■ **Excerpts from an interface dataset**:
++++++

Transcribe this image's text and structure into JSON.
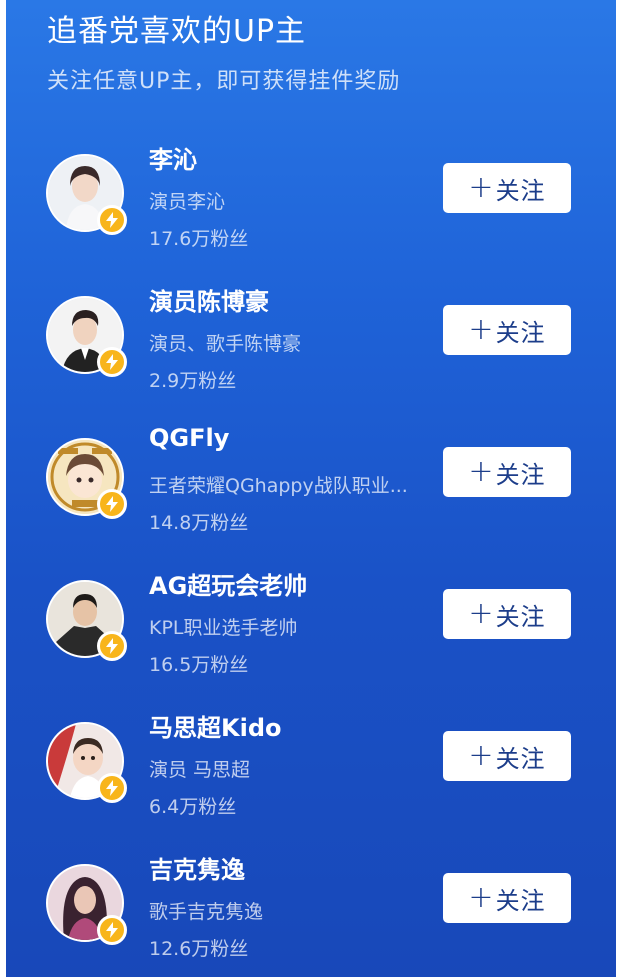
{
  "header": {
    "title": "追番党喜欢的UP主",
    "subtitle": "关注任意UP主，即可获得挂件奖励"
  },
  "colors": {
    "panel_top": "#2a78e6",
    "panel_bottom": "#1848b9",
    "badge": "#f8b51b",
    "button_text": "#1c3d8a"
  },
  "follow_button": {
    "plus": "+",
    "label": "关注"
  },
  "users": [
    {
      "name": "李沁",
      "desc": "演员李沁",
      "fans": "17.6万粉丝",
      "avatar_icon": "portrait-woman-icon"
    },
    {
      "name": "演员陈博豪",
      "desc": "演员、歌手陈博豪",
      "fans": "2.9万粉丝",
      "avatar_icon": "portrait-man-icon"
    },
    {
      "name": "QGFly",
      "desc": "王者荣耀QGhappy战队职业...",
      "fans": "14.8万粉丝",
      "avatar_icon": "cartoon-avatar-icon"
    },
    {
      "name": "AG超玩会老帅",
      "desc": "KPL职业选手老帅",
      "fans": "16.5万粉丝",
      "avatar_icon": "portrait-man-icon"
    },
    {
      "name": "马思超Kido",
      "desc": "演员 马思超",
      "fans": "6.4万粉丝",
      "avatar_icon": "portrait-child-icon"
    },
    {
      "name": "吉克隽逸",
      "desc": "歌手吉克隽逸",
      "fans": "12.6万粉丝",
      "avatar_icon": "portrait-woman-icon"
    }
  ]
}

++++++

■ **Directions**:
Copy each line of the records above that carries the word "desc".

■ **Expected output**:
      "desc": "演员李沁",
      "desc": "演员、歌手陈博豪",
      "desc": "王者荣耀QGhappy战队职业...",
      "desc": "KPL职业选手老帅",
      "desc": "演员 马思超",
      "desc": "歌手吉克隽逸",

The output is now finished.